TASK DESCRIPTION: With all images omitted, write out the records word for word.

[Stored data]
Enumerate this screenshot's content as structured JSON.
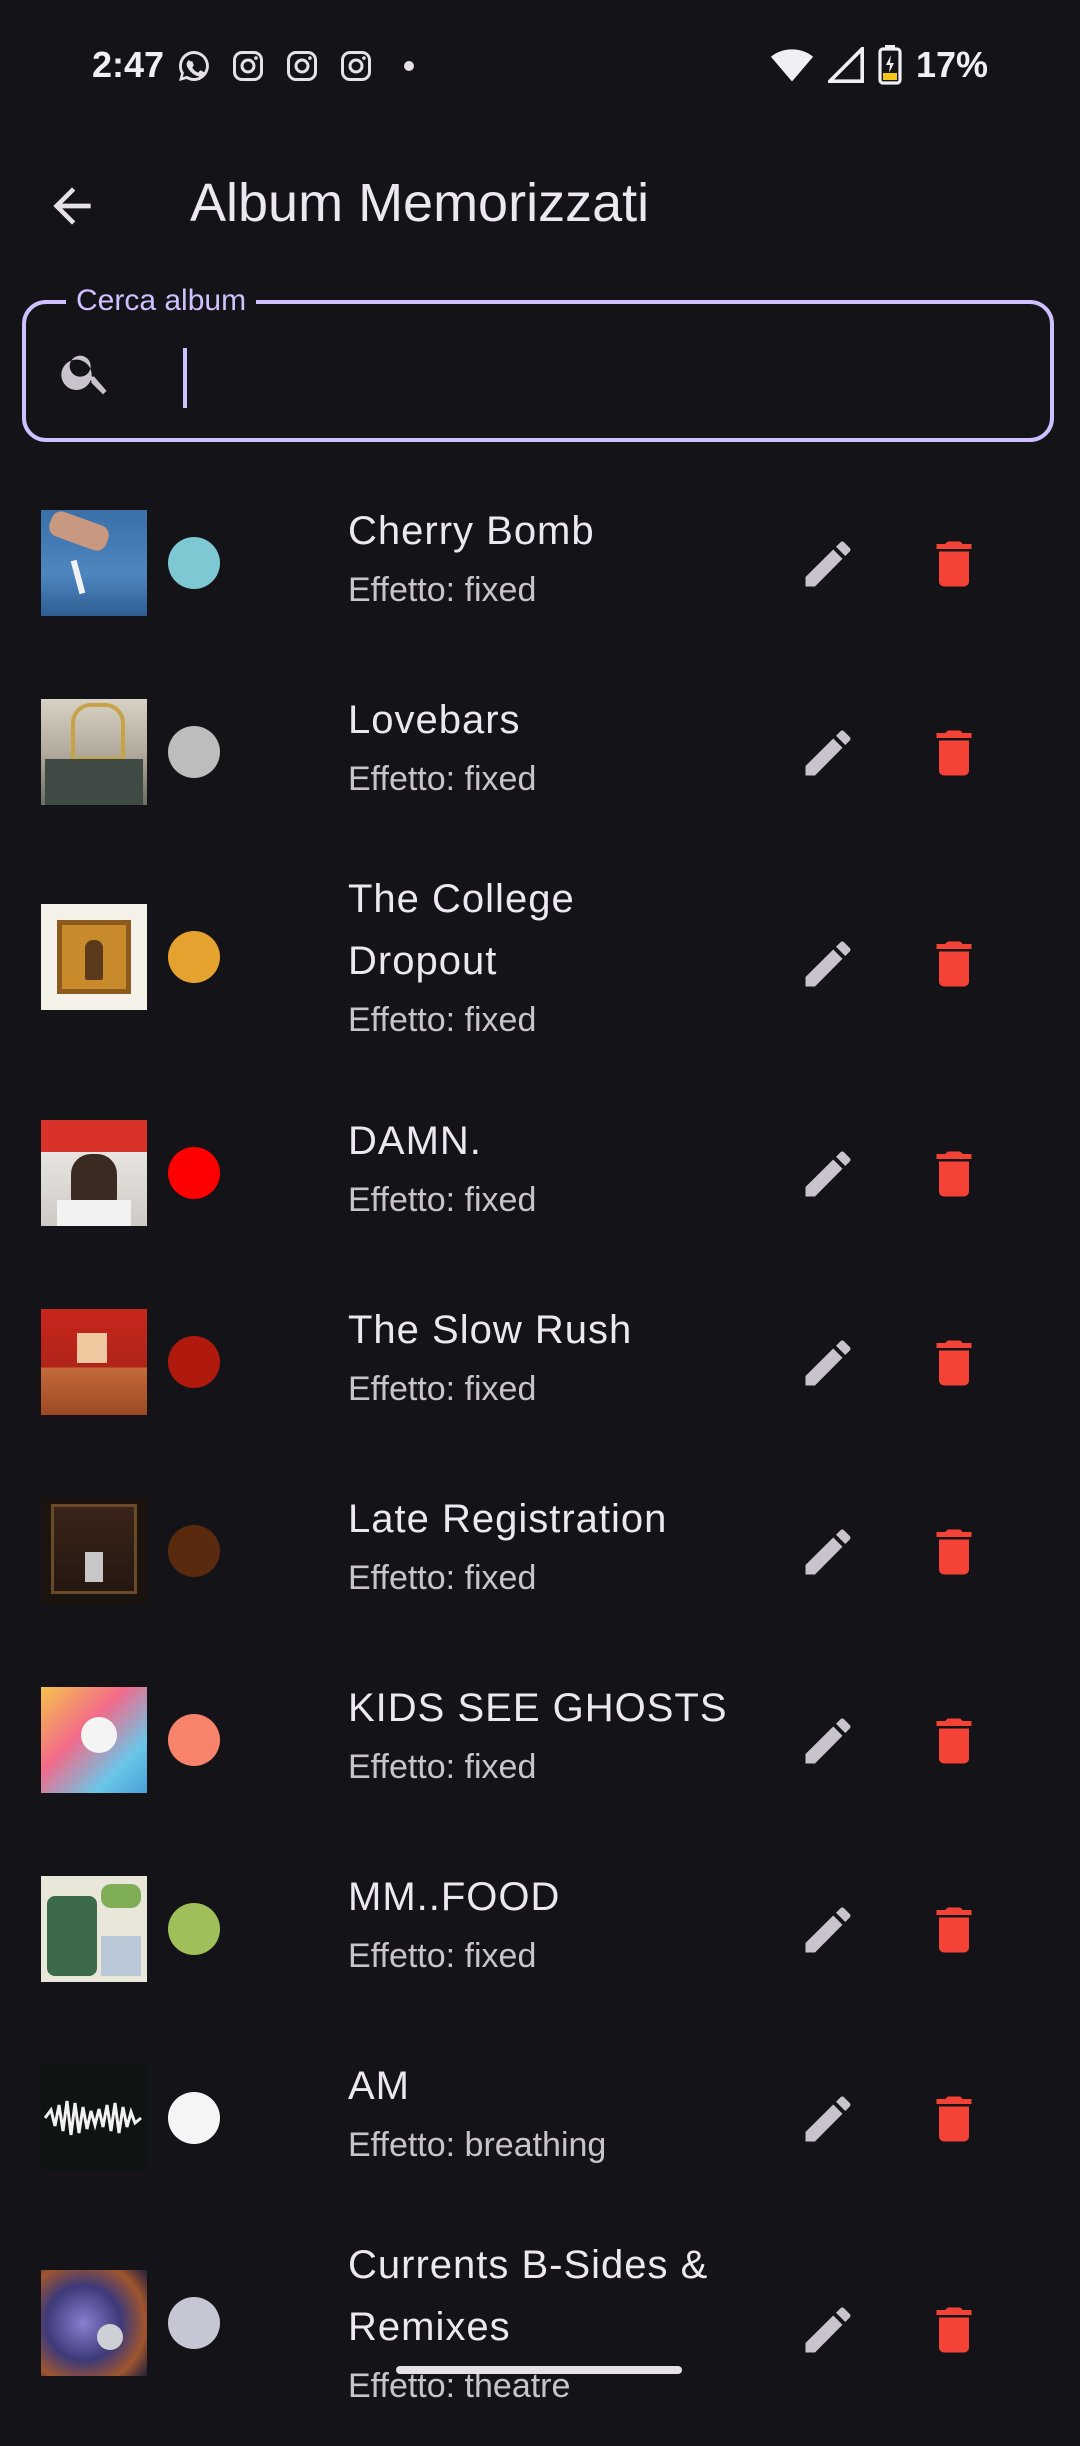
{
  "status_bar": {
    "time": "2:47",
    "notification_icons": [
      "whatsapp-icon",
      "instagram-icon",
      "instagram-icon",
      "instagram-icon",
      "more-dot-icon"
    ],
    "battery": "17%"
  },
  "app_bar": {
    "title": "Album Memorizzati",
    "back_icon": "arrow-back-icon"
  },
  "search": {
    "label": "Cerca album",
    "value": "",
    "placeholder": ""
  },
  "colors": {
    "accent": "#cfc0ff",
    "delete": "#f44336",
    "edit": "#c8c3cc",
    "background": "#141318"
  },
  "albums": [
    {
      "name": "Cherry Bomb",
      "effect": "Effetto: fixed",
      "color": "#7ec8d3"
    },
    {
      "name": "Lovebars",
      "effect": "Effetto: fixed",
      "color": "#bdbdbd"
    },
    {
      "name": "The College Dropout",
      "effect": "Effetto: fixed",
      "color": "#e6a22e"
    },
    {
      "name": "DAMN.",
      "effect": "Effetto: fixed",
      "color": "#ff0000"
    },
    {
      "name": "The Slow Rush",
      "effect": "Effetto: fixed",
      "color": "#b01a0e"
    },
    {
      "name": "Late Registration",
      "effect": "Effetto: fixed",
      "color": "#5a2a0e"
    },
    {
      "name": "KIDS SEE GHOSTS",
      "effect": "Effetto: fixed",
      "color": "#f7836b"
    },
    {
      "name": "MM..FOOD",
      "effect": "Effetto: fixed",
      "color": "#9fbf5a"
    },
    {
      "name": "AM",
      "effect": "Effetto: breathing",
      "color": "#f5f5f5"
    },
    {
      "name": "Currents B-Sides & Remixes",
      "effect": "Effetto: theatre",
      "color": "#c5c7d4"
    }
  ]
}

RESPONSE AREA:
Enumerate this screenshot's content as structured JSON.
{
  "status_bar": {
    "time": "2:47",
    "notification_icons": [
      "whatsapp-icon",
      "instagram-icon",
      "instagram-icon",
      "instagram-icon",
      "more-dot-icon"
    ],
    "battery": "17%"
  },
  "app_bar": {
    "title": "Album Memorizzati",
    "back_icon": "arrow-back-icon"
  },
  "search": {
    "label": "Cerca album",
    "value": "",
    "placeholder": ""
  },
  "colors": {
    "accent": "#cfc0ff",
    "delete": "#f44336",
    "edit": "#c8c3cc",
    "background": "#141318"
  },
  "albums": [
    {
      "name": "Cherry Bomb",
      "effect": "Effetto: fixed",
      "color": "#7ec8d3"
    },
    {
      "name": "Lovebars",
      "effect": "Effetto: fixed",
      "color": "#bdbdbd"
    },
    {
      "name": "The College Dropout",
      "effect": "Effetto: fixed",
      "color": "#e6a22e"
    },
    {
      "name": "DAMN.",
      "effect": "Effetto: fixed",
      "color": "#ff0000"
    },
    {
      "name": "The Slow Rush",
      "effect": "Effetto: fixed",
      "color": "#b01a0e"
    },
    {
      "name": "Late Registration",
      "effect": "Effetto: fixed",
      "color": "#5a2a0e"
    },
    {
      "name": "KIDS SEE GHOSTS",
      "effect": "Effetto: fixed",
      "color": "#f7836b"
    },
    {
      "name": "MM..FOOD",
      "effect": "Effetto: fixed",
      "color": "#9fbf5a"
    },
    {
      "name": "AM",
      "effect": "Effetto: breathing",
      "color": "#f5f5f5"
    },
    {
      "name": "Currents B-Sides & Remixes",
      "effect": "Effetto: theatre",
      "color": "#c5c7d4"
    }
  ]
}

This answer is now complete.